Great! At last, some real modern South African postal history with a social context. Well done, Louwrence.

I appreciate your honesty in stating that these 'dirty' covers 'reflect the harsh and unhygienic conditions that workers endured in 1973'. Thank you so much for making the South African Philately Club more meaningful to more people, especially Black South Africans who can see through them the lives and spirt of their ancestors as they worked to feed their distant families, struggling to survive and make a New South Africa.

Generally, I do not like the post 1961-Republican era nor do I like dirty covers. However, you are right not to clean them. You cannot do justice to the lives of Black workers by sanitising these items simply to satify the aesthetics of the affluent philatelic classes who largely sailed uncomplainingly and in comfort through the Apartheid era. If one is to make a relevant postal history display on South Africa and or Apartheid in the 1970s, 'dirty' covers like these are needed to show the reality of lives lived in a compound, location, homeland or tiny outside domestic servants room.

louwrence has reacted to this post.

This is really some interesting covers. But as all interesting covers - there is also some unanswered questions. 

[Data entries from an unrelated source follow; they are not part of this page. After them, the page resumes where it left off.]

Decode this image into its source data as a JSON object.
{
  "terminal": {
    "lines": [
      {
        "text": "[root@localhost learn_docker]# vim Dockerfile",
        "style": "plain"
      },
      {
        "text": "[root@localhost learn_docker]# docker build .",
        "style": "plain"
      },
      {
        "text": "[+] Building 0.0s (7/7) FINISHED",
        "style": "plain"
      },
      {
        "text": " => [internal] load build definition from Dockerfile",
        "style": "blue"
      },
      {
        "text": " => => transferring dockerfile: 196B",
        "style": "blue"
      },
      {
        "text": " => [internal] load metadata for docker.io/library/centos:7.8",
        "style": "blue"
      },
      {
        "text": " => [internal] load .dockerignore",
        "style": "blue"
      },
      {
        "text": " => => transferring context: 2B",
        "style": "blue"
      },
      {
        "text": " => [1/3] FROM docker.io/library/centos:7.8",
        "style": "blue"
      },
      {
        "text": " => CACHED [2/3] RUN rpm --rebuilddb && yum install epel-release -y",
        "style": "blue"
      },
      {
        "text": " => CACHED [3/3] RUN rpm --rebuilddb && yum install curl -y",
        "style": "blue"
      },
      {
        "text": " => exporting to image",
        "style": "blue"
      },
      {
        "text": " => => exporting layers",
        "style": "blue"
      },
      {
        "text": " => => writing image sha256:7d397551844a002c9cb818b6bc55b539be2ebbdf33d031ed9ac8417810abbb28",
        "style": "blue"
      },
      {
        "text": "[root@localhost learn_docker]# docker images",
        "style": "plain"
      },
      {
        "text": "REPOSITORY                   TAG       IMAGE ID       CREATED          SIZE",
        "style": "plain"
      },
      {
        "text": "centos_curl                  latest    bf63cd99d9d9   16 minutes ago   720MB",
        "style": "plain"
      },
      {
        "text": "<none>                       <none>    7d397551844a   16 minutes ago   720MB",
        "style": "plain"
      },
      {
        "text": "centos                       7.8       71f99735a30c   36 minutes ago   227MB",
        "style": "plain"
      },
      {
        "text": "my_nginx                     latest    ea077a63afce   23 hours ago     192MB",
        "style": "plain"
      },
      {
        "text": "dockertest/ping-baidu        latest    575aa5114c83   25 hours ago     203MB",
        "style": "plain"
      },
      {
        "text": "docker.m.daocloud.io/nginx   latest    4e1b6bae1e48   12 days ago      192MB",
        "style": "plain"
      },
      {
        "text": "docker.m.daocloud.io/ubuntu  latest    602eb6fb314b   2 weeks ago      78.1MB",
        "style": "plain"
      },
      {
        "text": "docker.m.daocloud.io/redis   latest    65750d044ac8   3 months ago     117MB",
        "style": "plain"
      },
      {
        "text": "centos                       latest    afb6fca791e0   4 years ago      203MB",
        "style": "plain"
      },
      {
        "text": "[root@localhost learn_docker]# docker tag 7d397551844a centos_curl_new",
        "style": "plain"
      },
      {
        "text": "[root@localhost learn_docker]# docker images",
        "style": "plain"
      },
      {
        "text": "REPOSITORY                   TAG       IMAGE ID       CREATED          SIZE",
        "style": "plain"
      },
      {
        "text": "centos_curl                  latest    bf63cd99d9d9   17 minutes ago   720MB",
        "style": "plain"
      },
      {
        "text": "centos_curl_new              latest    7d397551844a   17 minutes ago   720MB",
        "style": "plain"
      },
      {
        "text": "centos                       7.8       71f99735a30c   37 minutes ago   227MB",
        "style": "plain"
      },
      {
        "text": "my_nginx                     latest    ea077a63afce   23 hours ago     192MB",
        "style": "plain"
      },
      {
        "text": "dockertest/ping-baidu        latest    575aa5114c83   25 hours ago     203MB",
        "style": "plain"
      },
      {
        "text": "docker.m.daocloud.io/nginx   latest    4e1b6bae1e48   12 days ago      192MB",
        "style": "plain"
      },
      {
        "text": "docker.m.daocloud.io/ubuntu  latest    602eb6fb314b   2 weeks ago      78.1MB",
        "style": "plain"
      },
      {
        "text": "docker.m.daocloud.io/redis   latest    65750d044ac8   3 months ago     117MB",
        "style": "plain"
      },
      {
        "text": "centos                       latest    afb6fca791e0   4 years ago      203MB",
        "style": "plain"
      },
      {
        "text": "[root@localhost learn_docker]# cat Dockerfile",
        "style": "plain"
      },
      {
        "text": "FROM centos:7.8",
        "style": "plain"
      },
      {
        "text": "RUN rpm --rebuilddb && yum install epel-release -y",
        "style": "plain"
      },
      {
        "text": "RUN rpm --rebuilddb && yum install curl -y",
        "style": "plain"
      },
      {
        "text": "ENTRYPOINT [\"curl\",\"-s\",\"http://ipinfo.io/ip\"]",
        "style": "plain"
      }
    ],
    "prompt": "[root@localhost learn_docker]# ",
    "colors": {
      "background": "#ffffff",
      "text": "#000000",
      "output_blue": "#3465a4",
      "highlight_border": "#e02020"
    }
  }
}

  1. Who mailed the letters or wrote the address? Did a miners 'support' organization help or mail them? I have seen several covers mailed home to Basutoland in the 40's. This is not the writing style of an illiterate native worker (or for my covers - soldier). 
  2. Who wrote the amount enclosed? Was this written when received at PO or local administration office? Again unlikely to have been the mineworker since the writing style are pretty similar for all covers (and would also have been a security risk). I have seen registered covers mailed from Bechuanaland to SA to order various stuff. They have the value enclosed written on front at arrival at the recipient. 
  3. How was the money transferred? Was it as postal orders (SA orders) or as banknotes? Or other means? The recipient would certainly have been able to use banknotes and also postal orders provided a post office/agency nearby. But anything else like bank transfers would probably have been difficult.
  4. It was probably permitted to mail postal orders as long as the letter was registered. Was it possible to mail banknotes in registered envelopes? - but what about banknotes would they not required insurance
  5. Again quite an interesting subject and thanks for posting them.